If our trip to Egypt taught us one thing, it’s how much we love the desert. When thinking of Egypt, the desert often comes as an afterthought. Initially, images of the iconic pyramids, ancient hieroglyphics, and the winding River Nile come to mind. However, having been on a desert safari through the Fayoum desert, we can attest it’s one of Egypt’s hidden treasures. Here is a closer look at our journey away from the hustle and bustle of Cairo and into the serene Fayoum desert.
The Peaceful & Serene Desert Landscape
There is something intrinsically peaceful about the landscape of the Fayoum desert. And it is far from the typical sandy planes you’d expect – it is an oasis of life and nature. This is what gives the Fayoum desert the nickname of the “Garden of Egypt.” You’re met with a never-ending stretch of golden sand spread far to the horizon, where it meets the brilliant blue skies. Among the golden yellow are patches of green as tufts of grass rise from the sand. There are also many magical lakes, with the Fayoum Depression taking center stage. The lake connects to the River Nile through an extensive canal network.

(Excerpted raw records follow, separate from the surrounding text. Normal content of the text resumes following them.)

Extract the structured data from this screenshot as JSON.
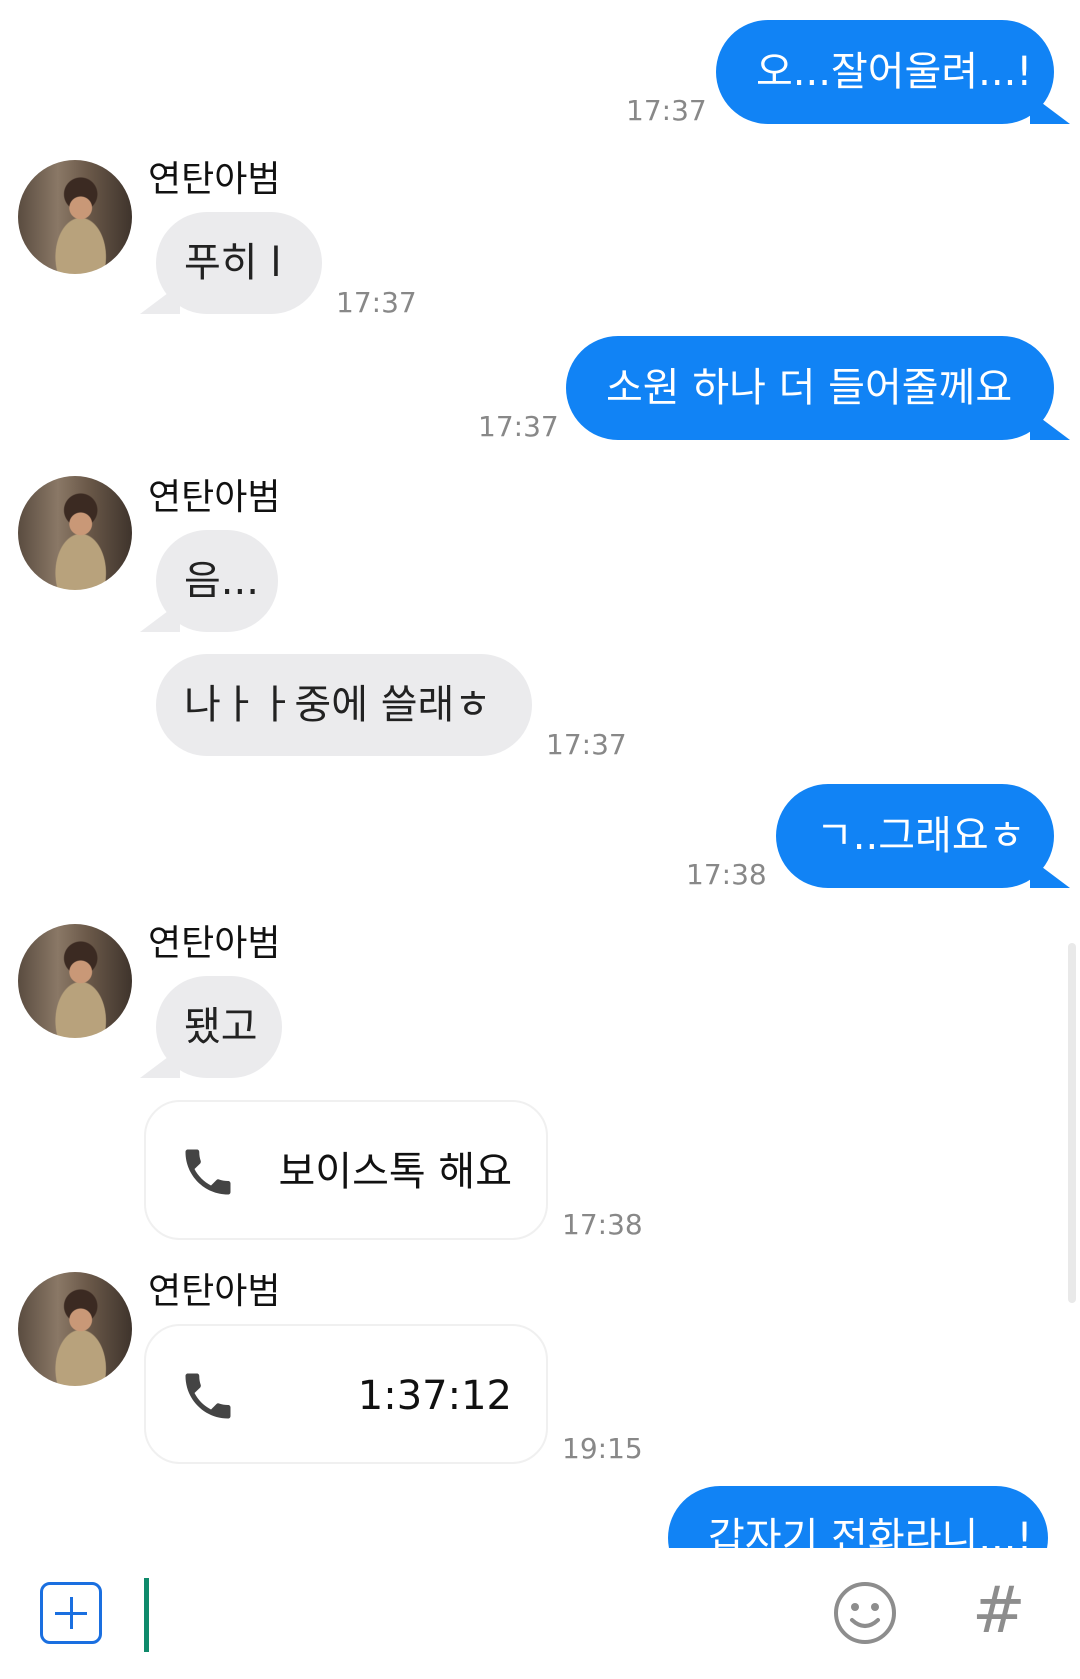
{
  "contact_name": "연탄아범",
  "messages": {
    "m1": {
      "text": "오...잘어울려...!",
      "time": "17:37"
    },
    "m2": {
      "text": "푸히 l",
      "time": "17:37"
    },
    "m3": {
      "text": "소원 하나 더 들어줄께요",
      "time": "17:37"
    },
    "m4a": {
      "text": "음..."
    },
    "m4b": {
      "text": "나ㅏㅏ중에 쓸래ㅎ",
      "time": "17:37"
    },
    "m5": {
      "text": "ㄱ..그래요ㅎ",
      "time": "17:38"
    },
    "m6": {
      "text": "됐고"
    },
    "m7": {
      "text": "보이스톡 해요",
      "time": "17:38"
    },
    "m8": {
      "text": "1:37:12",
      "time": "19:15"
    },
    "m9": {
      "text": "갑자기 전화라니...!"
    }
  },
  "colors": {
    "outgoing_bubble": "#1183f5",
    "incoming_bubble": "#ebebed",
    "accent": "#1a6fe0",
    "cursor": "#0f8a6b"
  },
  "icons": {
    "add": "plus-square-icon",
    "emoji": "smiley-icon",
    "hashtag": "hash-icon",
    "call": "phone-icon"
  },
  "input": {
    "hash_glyph": "#"
  }
}
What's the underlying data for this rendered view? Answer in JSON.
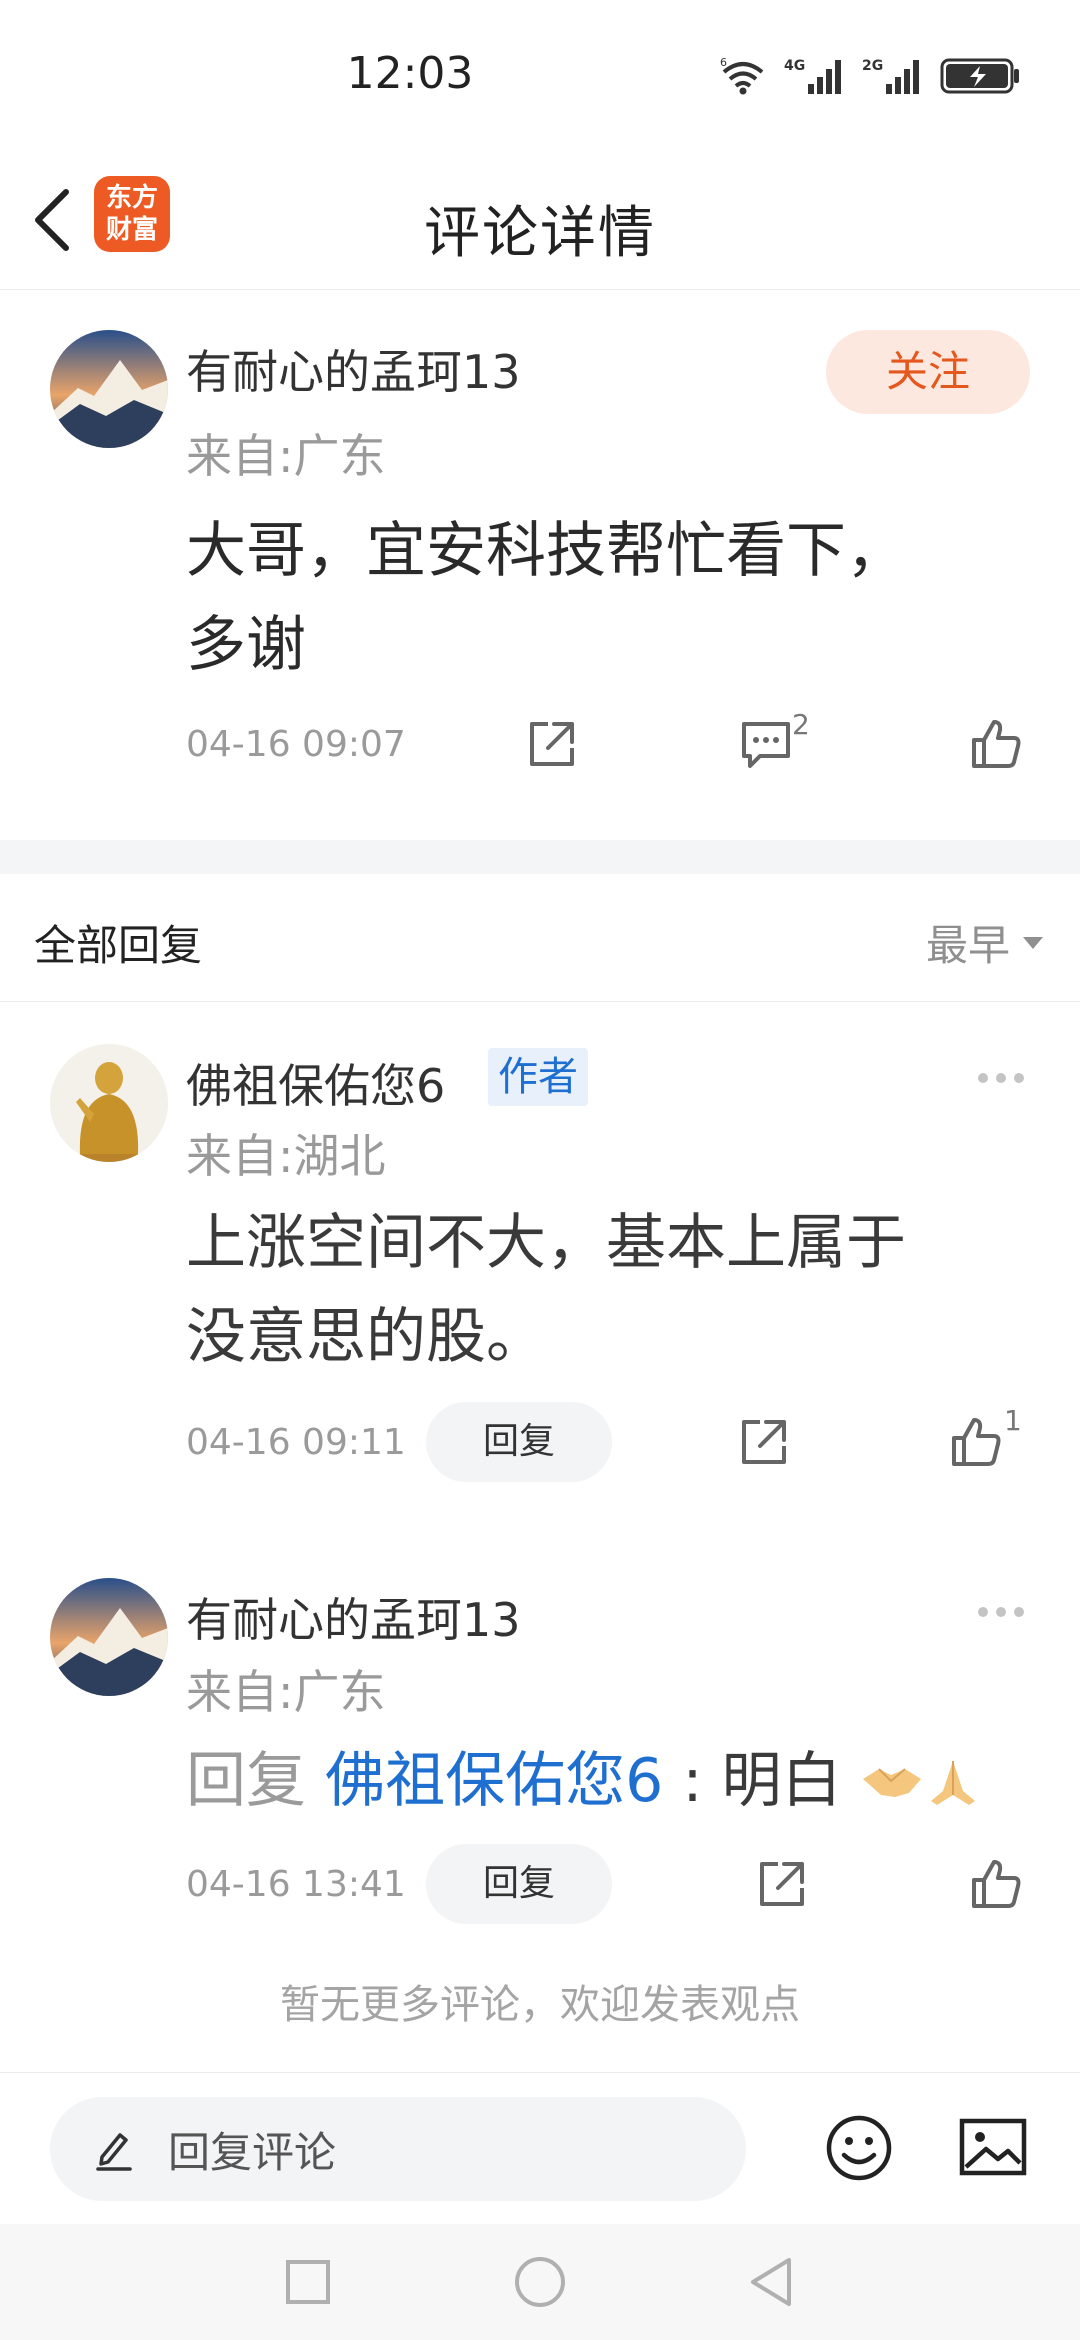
{
  "status_bar": {
    "time": "12:03",
    "net1_label": "4G",
    "net2_label": "2G",
    "wifi_label": "6"
  },
  "header": {
    "title": "评论详情",
    "logo_line1": "东方",
    "logo_line2": "财富"
  },
  "main_comment": {
    "username": "有耐心的孟珂13",
    "region": "来自:广东",
    "follow_label": "关注",
    "text_line1": "大哥，宜安科技帮忙看下，",
    "text_line2": "多谢",
    "timestamp": "04-16 09:07",
    "comment_count": "2"
  },
  "replies_section": {
    "title": "全部回复",
    "sort_label": "最早"
  },
  "replies": [
    {
      "username": "佛祖保佑您6",
      "badge": "作者",
      "region": "来自:湖北",
      "text_line1": "上涨空间不大，基本上属于",
      "text_line2": "没意思的股。",
      "timestamp": "04-16 09:11",
      "reply_label": "回复",
      "like_count": "1"
    },
    {
      "username": "有耐心的孟珂13",
      "region": "来自:广东",
      "reply_prefix": "回复 ",
      "reply_target": "佛祖保佑您6",
      "reply_text": " : 明白",
      "timestamp": "04-16 13:41",
      "reply_label": "回复"
    }
  ],
  "footer_note": "暂无更多评论，欢迎发表观点",
  "input_bar": {
    "placeholder": "回复评论"
  },
  "colors": {
    "accent_orange": "#e4581e",
    "link_blue": "#1f6fd1"
  }
}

These waters act as an oasis and sanctuary for migratory birds traveling south.
The landscape is truly breath-taking and serene. While on our desert safari, our problems melted away under the hot Egyptian sun. The impact was profound. It was as if the desert were all there is and all that mattered. Its contrast with the Egyptian cities arguably enhances the tranquillity of the landscape. Despite only being a few hours southwest, it feels like a million miles from the chaotic and noisy Cario.
Archaeological Sites Among the Wildlife

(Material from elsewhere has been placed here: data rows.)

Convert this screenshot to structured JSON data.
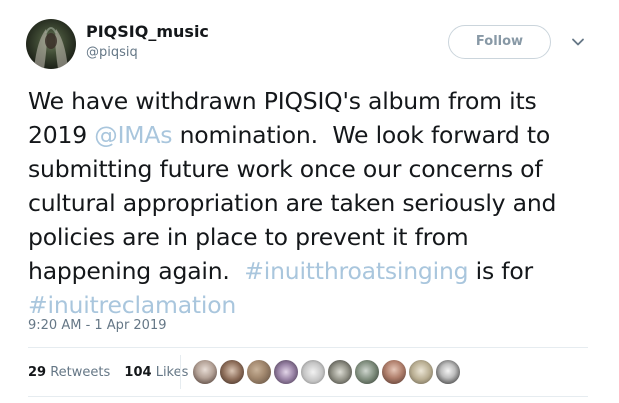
{
  "user": {
    "display_name": "PIQSIQ_music",
    "handle": "@piqsiq",
    "avatar_icon": "avatar-image"
  },
  "follow_label": "Follow",
  "menu_icon": "chevron-down-icon",
  "tweet": {
    "line1": "We have withdrawn PIQSIQ's album from its",
    "line2_pre": "2019 ",
    "line2_mention": "@IMAs",
    "line2_post": " nomination.  We look forward to",
    "line3": "submitting future work once our concerns of",
    "line4": "cultural appropriation are taken seriously and",
    "line5": "policies are in place to prevent it from",
    "line6_pre": "happening again.  ",
    "line6_hashtag": "#inuitthroatsinging",
    "line6_post": " is for",
    "line7_hashtag": "#inuitreclamation"
  },
  "timestamp": "9:20 AM - 1 Apr 2019",
  "stats": {
    "retweets_count": "29",
    "retweets_label": "Retweets",
    "likes_count": "104",
    "likes_label": "Likes"
  },
  "colors": {
    "link": "#a9c6dd",
    "secondary_text": "#657786",
    "divider": "#e6ecf0"
  },
  "likers_count_shown": 10
}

Scattered among the sand are several Ancient Egyptian ruins, adding depth and feeling to the landscape. On the lake’s western side lies the Qasr Qarun Temple dedicated to Sobek, the crocodile god. There are also remains of four groups of Egyptian pyramids towering above the landscape. We were sad to see these were in poor shape on our desert safari, having collapsed during ancient times. Their poor condition is because of the less substantial building techniques used during this era. However, Meidum is worth a visit, being Egypt’s first straight-sided pyramid.
We also came across an old ruin remnant of the trans-Saharan gold trade. Between the seventh and eleventh centuries, trade routes linked the Mediterranean and sub-Saharan economies that traded gold for salt. The demand for gold continued to increase, especially in north Islamic states. This led to Ghana being referred to as the “Land of Gold” before losing its domination in the twelfth century. During the Mali Empire, the trade route expanded across Egypt, passing through Cario and ending in Egypt’s interior. This second trade route grew in popularity and is responsible for the Egyptian influence on Western Sudan.
Egypt’s Fossilized Forest & Geological Diversity
Egypt’s desert landscape has unique geology comprised of several layers of rock. The majority of the surface of modern Egypt is made from limestone, below which lies a sandstone layer. These two layers of stone are what Egyptians utilize when building their infamous ancient temples and pyramids. Alongside the stone, there are also layers of sand, gravel, and mud with a thickness of 70-100 meters. And within these layers are thousands of fossils. These fossils tell a story of an understated ancient forest that traces back to the Oligocene geologic epoch.
This natural heritage area is the Hill of Wood or Gabal Al-Khashab, and it is an archaeological hotspot. Today, environmentalists have successfully put this 30-million-year-old fossilized forest under government protection. While on our desert safari, we came across several stems and tree trunks that are completely fossilized. Alongside the petrified wood, there are also fossils of mammals, plants, flowers, and fruit from essentially all geological periods. It is an undeniable must-see for any traveler.